> [What is needed]
Could you restate the data word for word?

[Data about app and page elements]
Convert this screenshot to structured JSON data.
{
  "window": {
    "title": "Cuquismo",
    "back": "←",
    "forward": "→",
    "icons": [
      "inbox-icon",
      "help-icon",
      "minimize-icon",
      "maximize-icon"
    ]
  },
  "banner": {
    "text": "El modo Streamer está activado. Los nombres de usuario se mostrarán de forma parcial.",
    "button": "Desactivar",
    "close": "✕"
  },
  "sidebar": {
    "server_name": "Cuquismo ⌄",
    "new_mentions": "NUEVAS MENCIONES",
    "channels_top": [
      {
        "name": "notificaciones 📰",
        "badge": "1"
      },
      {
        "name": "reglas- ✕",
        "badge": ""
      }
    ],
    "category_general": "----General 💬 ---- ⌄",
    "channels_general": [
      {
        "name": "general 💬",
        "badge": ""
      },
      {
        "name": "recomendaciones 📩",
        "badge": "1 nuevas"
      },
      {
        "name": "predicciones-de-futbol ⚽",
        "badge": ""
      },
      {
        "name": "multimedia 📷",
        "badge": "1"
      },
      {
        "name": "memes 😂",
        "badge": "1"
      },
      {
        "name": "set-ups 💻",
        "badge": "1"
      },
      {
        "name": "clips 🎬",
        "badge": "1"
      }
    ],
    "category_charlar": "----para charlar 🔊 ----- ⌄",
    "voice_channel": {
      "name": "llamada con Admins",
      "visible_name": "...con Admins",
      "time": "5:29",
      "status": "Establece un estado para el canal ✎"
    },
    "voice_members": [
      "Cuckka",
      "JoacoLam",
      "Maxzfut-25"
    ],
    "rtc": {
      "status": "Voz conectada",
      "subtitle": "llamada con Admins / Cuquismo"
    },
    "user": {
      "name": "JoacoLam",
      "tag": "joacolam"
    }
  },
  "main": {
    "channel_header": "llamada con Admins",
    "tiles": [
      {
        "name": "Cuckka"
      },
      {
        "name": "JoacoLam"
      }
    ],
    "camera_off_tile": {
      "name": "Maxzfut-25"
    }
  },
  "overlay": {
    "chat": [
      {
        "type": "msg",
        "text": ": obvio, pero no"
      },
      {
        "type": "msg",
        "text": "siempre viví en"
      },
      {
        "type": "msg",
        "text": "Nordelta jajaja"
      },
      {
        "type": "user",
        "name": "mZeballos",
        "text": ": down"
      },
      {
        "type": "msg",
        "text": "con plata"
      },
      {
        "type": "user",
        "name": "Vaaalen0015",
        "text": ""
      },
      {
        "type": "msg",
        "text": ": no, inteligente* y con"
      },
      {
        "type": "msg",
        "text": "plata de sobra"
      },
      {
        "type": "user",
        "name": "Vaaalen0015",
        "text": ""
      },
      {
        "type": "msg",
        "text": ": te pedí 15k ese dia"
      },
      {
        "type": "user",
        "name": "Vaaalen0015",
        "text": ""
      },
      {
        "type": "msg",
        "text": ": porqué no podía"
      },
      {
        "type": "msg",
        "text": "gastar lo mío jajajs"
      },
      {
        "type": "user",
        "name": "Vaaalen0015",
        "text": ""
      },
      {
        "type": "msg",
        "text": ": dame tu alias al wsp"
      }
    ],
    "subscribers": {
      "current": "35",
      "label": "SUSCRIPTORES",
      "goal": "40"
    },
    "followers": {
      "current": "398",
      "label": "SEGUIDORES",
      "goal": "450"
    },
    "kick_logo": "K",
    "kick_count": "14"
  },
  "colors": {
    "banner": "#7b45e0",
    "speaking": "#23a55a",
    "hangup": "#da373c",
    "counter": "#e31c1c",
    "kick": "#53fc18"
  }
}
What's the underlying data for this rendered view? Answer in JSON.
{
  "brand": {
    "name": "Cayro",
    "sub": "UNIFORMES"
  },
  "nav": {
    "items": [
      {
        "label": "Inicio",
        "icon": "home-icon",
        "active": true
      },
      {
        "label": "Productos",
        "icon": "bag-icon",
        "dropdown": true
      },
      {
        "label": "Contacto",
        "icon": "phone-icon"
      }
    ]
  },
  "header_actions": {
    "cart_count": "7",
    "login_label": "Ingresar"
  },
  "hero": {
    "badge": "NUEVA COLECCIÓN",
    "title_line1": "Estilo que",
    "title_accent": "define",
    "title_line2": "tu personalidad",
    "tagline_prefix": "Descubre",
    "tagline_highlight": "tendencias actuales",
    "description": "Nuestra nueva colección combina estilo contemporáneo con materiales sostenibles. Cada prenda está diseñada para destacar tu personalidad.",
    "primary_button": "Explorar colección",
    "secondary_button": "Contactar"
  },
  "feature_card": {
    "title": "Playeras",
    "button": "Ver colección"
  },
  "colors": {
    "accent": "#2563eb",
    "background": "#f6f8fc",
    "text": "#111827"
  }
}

> [The answer]
Convert this screenshot to structured JSON data.
{
  "window": {
    "title": "Cuquismo",
    "back": "←",
    "forward": "→",
    "icons": [
      "inbox-icon",
      "help-icon",
      "minimize-icon",
      "maximize-icon"
    ]
  },
  "banner": {
    "text": "El modo Streamer está activado. Los nombres de usuario se mostrarán de forma parcial.",
    "button": "Desactivar",
    "close": "✕"
  },
  "sidebar": {
    "server_name": "Cuquismo ⌄",
    "new_mentions": "NUEVAS MENCIONES",
    "channels_top": [
      {
        "name": "notificaciones 📰",
        "badge": "1"
      },
      {
        "name": "reglas- ✕",
        "badge": ""
      }
    ],
    "category_general": "----General 💬 ---- ⌄",
    "channels_general": [
      {
        "name": "general 💬",
        "badge": ""
      },
      {
        "name": "recomendaciones 📩",
        "badge": "1 nuevas"
      },
      {
        "name": "predicciones-de-futbol ⚽",
        "badge": ""
      },
      {
        "name": "multimedia 📷",
        "badge": "1"
      },
      {
        "name": "memes 😂",
        "badge": "1"
      },
      {
        "name": "set-ups 💻",
        "badge": "1"
      },
      {
        "name": "clips 🎬",
        "badge": "1"
      }
    ],
    "category_charlar": "----para charlar 🔊 ----- ⌄",
    "voice_channel": {
      "name": "llamada con Admins",
      "visible_name": "...con Admins",
      "time": "5:29",
      "status": "Establece un estado para el canal ✎"
    },
    "voice_members": [
      "Cuckka",
      "JoacoLam",
      "Maxzfut-25"
    ],
    "rtc": {
      "status": "Voz conectada",
      "subtitle": "llamada con Admins / Cuquismo"
    },
    "user": {
      "name": "JoacoLam",
      "tag": "joacolam"
    }
  },
  "main": {
    "channel_header": "llamada con Admins",
    "tiles": [
      {
        "name": "Cuckka"
      },
      {
        "name": "JoacoLam"
      }
    ],
    "camera_off_tile": {
      "name": "Maxzfut-25"
    }
  },
  "overlay": {
    "chat": [
      {
        "type": "msg",
        "text": ": obvio, pero no"
      },
      {
        "type": "msg",
        "text": "siempre viví en"
      },
      {
        "type": "msg",
        "text": "Nordelta jajaja"
      },
      {
        "type": "user",
        "name": "mZeballos",
        "text": ": down"
      },
      {
        "type": "msg",
        "text": "con plata"
      },
      {
        "type": "user",
        "name": "Vaaalen0015",
        "text": ""
      },
      {
        "type": "msg",
        "text": ": no, inteligente* y con"
      },
      {
        "type": "msg",
        "text": "plata de sobra"
      },
      {
        "type": "user",
        "name": "Vaaalen0015",
        "text": ""
      },
      {
        "type": "msg",
        "text": ": te pedí 15k ese dia"
      },
      {
        "type": "user",
        "name": "Vaaalen0015",
        "text": ""
      },
      {
        "type": "msg",
        "text": ": porqué no podía"
      },
      {
        "type": "msg",
        "text": "gastar lo mío jajajs"
      },
      {
        "type": "user",
        "name": "Vaaalen0015",
        "text": ""
      },
      {
        "type": "msg",
        "text": ": dame tu alias al wsp"
      }
    ],
    "subscribers": {
      "current": "35",
      "label": "SUSCRIPTORES",
      "goal": "40"
    },
    "followers": {
      "current": "398",
      "label": "SEGUIDORES",
      "goal": "450"
    },
    "kick_logo": "K",
    "kick_count": "14"
  },
  "colors": {
    "banner": "#7b45e0",
    "speaking": "#23a55a",
    "hangup": "#da373c",
    "counter": "#e31c1c",
    "kick": "#53fc18"
  }
}
What's the underlying data for this rendered view? Answer in JSON.
{
  "brand": {
    "name": "Cayro",
    "sub": "UNIFORMES"
  },
  "nav": {
    "items": [
      {
        "label": "Inicio",
        "icon": "home-icon",
        "active": true
      },
      {
        "label": "Productos",
        "icon": "bag-icon",
        "dropdown": true
      },
      {
        "label": "Contacto",
        "icon": "phone-icon"
      }
    ]
  },
  "header_actions": {
    "cart_count": "7",
    "login_label": "Ingresar"
  },
  "hero": {
    "badge": "NUEVA COLECCIÓN",
    "title_line1": "Estilo que",
    "title_accent": "define",
    "title_line2": "tu personalidad",
    "tagline_prefix": "Descubre",
    "tagline_highlight": "tendencias actuales",
    "description": "Nuestra nueva colección combina estilo contemporáneo con materiales sostenibles. Cada prenda está diseñada para destacar tu personalidad.",
    "primary_button": "Explorar colección",
    "secondary_button": "Contactar"
  },
  "feature_card": {
    "title": "Playeras",
    "button": "Ver colección"
  },
  "colors": {
    "accent": "#2563eb",
    "background": "#f6f8fc",
    "text": "#111827"
  }
}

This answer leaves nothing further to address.